● **YOUR TASK**: For this exercise, output every line of the data as it stands.

● ● ● ● ●

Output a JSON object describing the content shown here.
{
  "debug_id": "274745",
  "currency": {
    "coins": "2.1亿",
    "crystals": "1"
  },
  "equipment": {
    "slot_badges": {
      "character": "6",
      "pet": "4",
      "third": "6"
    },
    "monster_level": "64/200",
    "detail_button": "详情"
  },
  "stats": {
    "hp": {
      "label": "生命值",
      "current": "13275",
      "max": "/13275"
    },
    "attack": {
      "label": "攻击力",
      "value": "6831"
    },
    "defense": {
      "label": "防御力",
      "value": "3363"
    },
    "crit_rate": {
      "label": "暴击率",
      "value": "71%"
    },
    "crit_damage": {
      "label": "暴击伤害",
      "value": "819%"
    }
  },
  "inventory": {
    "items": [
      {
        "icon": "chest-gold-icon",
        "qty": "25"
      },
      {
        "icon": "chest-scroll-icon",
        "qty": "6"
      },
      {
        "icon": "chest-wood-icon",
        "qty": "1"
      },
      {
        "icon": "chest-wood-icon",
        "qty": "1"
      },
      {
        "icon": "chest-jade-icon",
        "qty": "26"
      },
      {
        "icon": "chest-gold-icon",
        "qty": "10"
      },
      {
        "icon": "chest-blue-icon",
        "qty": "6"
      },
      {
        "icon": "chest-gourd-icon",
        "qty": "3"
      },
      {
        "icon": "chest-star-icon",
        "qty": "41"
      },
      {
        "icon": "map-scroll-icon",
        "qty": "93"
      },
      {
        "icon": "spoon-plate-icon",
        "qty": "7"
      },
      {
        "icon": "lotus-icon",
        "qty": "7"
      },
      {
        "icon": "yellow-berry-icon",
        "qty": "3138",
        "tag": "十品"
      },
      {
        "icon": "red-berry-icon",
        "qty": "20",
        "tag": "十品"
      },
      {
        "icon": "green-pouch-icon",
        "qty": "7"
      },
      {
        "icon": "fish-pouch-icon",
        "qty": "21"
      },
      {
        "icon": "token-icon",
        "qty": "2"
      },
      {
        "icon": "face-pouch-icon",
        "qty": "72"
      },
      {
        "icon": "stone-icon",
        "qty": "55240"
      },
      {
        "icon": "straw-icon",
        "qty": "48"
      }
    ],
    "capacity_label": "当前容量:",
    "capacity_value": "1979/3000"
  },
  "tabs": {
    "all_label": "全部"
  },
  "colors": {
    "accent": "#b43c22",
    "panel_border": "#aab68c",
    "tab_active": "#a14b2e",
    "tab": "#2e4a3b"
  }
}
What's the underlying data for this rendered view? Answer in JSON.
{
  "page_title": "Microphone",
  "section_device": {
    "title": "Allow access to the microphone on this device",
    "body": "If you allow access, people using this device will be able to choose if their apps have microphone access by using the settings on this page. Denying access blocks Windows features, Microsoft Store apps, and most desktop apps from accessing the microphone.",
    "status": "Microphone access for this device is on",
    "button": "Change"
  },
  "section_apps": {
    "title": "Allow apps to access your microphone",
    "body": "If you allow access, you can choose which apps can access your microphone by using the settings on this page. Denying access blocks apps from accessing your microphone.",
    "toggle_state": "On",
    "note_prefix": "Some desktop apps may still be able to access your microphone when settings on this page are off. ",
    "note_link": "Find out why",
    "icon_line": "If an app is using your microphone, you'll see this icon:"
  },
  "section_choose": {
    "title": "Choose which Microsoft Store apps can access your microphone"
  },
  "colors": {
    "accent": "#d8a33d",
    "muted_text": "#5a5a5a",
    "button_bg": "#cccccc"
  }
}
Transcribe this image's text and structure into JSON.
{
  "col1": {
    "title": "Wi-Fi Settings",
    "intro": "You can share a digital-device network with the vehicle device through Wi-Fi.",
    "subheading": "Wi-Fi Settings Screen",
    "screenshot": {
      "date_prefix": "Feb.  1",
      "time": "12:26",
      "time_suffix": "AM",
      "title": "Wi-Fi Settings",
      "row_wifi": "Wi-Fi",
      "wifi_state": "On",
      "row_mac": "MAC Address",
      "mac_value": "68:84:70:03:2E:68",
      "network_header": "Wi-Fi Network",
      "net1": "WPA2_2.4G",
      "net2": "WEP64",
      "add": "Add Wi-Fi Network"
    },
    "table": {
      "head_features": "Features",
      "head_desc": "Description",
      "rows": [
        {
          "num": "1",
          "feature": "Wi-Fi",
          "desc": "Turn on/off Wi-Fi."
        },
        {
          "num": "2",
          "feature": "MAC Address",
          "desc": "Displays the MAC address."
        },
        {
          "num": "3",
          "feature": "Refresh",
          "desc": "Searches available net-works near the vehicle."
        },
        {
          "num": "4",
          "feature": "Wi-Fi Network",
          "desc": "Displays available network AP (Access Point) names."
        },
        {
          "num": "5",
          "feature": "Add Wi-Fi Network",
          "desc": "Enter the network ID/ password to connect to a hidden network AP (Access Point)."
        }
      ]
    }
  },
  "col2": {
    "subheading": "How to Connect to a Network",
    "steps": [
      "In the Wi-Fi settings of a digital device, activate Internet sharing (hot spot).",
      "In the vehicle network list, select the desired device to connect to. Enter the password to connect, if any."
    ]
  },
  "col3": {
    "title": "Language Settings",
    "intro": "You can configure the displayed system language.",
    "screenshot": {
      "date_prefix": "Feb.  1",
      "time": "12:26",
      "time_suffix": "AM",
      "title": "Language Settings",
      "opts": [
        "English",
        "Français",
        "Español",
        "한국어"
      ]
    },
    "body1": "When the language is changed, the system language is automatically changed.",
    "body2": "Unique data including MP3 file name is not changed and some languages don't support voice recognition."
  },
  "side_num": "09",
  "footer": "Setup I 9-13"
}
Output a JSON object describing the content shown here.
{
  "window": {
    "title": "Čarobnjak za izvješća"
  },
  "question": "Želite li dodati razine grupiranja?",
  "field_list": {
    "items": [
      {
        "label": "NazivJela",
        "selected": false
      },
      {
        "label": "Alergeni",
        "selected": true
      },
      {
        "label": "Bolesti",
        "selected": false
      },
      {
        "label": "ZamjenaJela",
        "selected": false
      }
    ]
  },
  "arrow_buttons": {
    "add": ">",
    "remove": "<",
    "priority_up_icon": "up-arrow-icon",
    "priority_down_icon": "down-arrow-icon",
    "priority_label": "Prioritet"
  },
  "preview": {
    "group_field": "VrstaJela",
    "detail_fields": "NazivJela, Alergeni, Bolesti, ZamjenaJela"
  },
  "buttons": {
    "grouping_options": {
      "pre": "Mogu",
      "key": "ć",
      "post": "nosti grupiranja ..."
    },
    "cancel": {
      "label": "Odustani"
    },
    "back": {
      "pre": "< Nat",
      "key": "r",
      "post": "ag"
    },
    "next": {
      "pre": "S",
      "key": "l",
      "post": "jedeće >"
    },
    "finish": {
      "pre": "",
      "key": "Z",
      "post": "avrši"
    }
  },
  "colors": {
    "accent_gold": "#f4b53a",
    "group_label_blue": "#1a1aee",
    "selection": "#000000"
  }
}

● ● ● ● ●

● **RESPONSE TO THE EXERCISE**:
Output a JSON object describing the content shown here.
{
  "debug_id": "274745",
  "currency": {
    "coins": "2.1亿",
    "crystals": "1"
  },
  "equipment": {
    "slot_badges": {
      "character": "6",
      "pet": "4",
      "third": "6"
    },
    "monster_level": "64/200",
    "detail_button": "详情"
  },
  "stats": {
    "hp": {
      "label": "生命值",
      "current": "13275",
      "max": "/13275"
    },
    "attack": {
      "label": "攻击力",
      "value": "6831"
    },
    "defense": {
      "label": "防御力",
      "value": "3363"
    },
    "crit_rate": {
      "label": "暴击率",
      "value": "71%"
    },
    "crit_damage": {
      "label": "暴击伤害",
      "value": "819%"
    }
  },
  "inventory": {
    "items": [
      {
        "icon": "chest-gold-icon",
        "qty": "25"
      },
      {
        "icon": "chest-scroll-icon",
        "qty": "6"
      },
      {
        "icon": "chest-wood-icon",
        "qty": "1"
      },
      {
        "icon": "chest-wood-icon",
        "qty": "1"
      },
      {
        "icon": "chest-jade-icon",
        "qty": "26"
      },
      {
        "icon": "chest-gold-icon",
        "qty": "10"
      },
      {
        "icon": "chest-blue-icon",
        "qty": "6"
      },
      {
        "icon": "chest-gourd-icon",
        "qty": "3"
      },
      {
        "icon": "chest-star-icon",
        "qty": "41"
      },
      {
        "icon": "map-scroll-icon",
        "qty": "93"
      },
      {
        "icon": "spoon-plate-icon",
        "qty": "7"
      },
      {
        "icon": "lotus-icon",
        "qty": "7"
      },
      {
        "icon": "yellow-berry-icon",
        "qty": "3138",
        "tag": "十品"
      },
      {
        "icon": "red-berry-icon",
        "qty": "20",
        "tag": "十品"
      },
      {
        "icon": "green-pouch-icon",
        "qty": "7"
      },
      {
        "icon": "fish-pouch-icon",
        "qty": "21"
      },
      {
        "icon": "token-icon",
        "qty": "2"
      },
      {
        "icon": "face-pouch-icon",
        "qty": "72"
      },
      {
        "icon": "stone-icon",
        "qty": "55240"
      },
      {
        "icon": "straw-icon",
        "qty": "48"
      }
    ],
    "capacity_label": "当前容量:",
    "capacity_value": "1979/3000"
  },
  "tabs": {
    "all_label": "全部"
  },
  "colors": {
    "accent": "#b43c22",
    "panel_border": "#aab68c",
    "tab_active": "#a14b2e",
    "tab": "#2e4a3b"
  }
}
What's the underlying data for this rendered view? Answer in JSON.
{
  "page_title": "Microphone",
  "section_device": {
    "title": "Allow access to the microphone on this device",
    "body": "If you allow access, people using this device will be able to choose if their apps have microphone access by using the settings on this page. Denying access blocks Windows features, Microsoft Store apps, and most desktop apps from accessing the microphone.",
    "status": "Microphone access for this device is on",
    "button": "Change"
  },
  "section_apps": {
    "title": "Allow apps to access your microphone",
    "body": "If you allow access, you can choose which apps can access your microphone by using the settings on this page. Denying access blocks apps from accessing your microphone.",
    "toggle_state": "On",
    "note_prefix": "Some desktop apps may still be able to access your microphone when settings on this page are off. ",
    "note_link": "Find out why",
    "icon_line": "If an app is using your microphone, you'll see this icon:"
  },
  "section_choose": {
    "title": "Choose which Microsoft Store apps can access your microphone"
  },
  "colors": {
    "accent": "#d8a33d",
    "muted_text": "#5a5a5a",
    "button_bg": "#cccccc"
  }
}
Transcribe this image's text and structure into JSON.
{
  "col1": {
    "title": "Wi-Fi Settings",
    "intro": "You can share a digital-device network with the vehicle device through Wi-Fi.",
    "subheading": "Wi-Fi Settings Screen",
    "screenshot": {
      "date_prefix": "Feb.  1",
      "time": "12:26",
      "time_suffix": "AM",
      "title": "Wi-Fi Settings",
      "row_wifi": "Wi-Fi",
      "wifi_state": "On",
      "row_mac": "MAC Address",
      "mac_value": "68:84:70:03:2E:68",
      "network_header": "Wi-Fi Network",
      "net1": "WPA2_2.4G",
      "net2": "WEP64",
      "add": "Add Wi-Fi Network"
    },
    "table": {
      "head_features": "Features",
      "head_desc": "Description",
      "rows": [
        {
          "num": "1",
          "feature": "Wi-Fi",
          "desc": "Turn on/off Wi-Fi."
        },
        {
          "num": "2",
          "feature": "MAC Address",
          "desc": "Displays the MAC address."
        },
        {
          "num": "3",
          "feature": "Refresh",
          "desc": "Searches available net-works near the vehicle."
        },
        {
          "num": "4",
          "feature": "Wi-Fi Network",
          "desc": "Displays available network AP (Access Point) names."
        },
        {
          "num": "5",
          "feature": "Add Wi-Fi Network",
          "desc": "Enter the network ID/ password to connect to a hidden network AP (Access Point)."
        }
      ]
    }
  },
  "col2": {
    "subheading": "How to Connect to a Network",
    "steps": [
      "In the Wi-Fi settings of a digital device, activate Internet sharing (hot spot).",
      "In the vehicle network list, select the desired device to connect to. Enter the password to connect, if any."
    ]
  },
  "col3": {
    "title": "Language Settings",
    "intro": "You can configure the displayed system language.",
    "screenshot": {
      "date_prefix": "Feb.  1",
      "time": "12:26",
      "time_suffix": "AM",
      "title": "Language Settings",
      "opts": [
        "English",
        "Français",
        "Español",
        "한국어"
      ]
    },
    "body1": "When the language is changed, the system language is automatically changed.",
    "body2": "Unique data including MP3 file name is not changed and some languages don't support voice recognition."
  },
  "side_num": "09",
  "footer": "Setup I 9-13"
}
Output a JSON object describing the content shown here.
{
  "window": {
    "title": "Čarobnjak za izvješća"
  },
  "question": "Želite li dodati razine grupiranja?",
  "field_list": {
    "items": [
      {
        "label": "NazivJela",
        "selected": false
      },
      {
        "label": "Alergeni",
        "selected": true
      },
      {
        "label": "Bolesti",
        "selected": false
      },
      {
        "label": "ZamjenaJela",
        "selected": false
      }
    ]
  },
  "arrow_buttons": {
    "add": ">",
    "remove": "<",
    "priority_up_icon": "up-arrow-icon",
    "priority_down_icon": "down-arrow-icon",
    "priority_label": "Prioritet"
  },
  "preview": {
    "group_field": "VrstaJela",
    "detail_fields": "NazivJela, Alergeni, Bolesti, ZamjenaJela"
  },
  "buttons": {
    "grouping_options": {
      "pre": "Mogu",
      "key": "ć",
      "post": "nosti grupiranja ..."
    },
    "cancel": {
      "label": "Odustani"
    },
    "back": {
      "pre": "< Nat",
      "key": "r",
      "post": "ag"
    },
    "next": {
      "pre": "S",
      "key": "l",
      "post": "jedeće >"
    },
    "finish": {
      "pre": "",
      "key": "Z",
      "post": "avrši"
    }
  },
  "colors": {
    "accent_gold": "#f4b53a",
    "group_label_blue": "#1a1aee",
    "selection": "#000000"
  }
}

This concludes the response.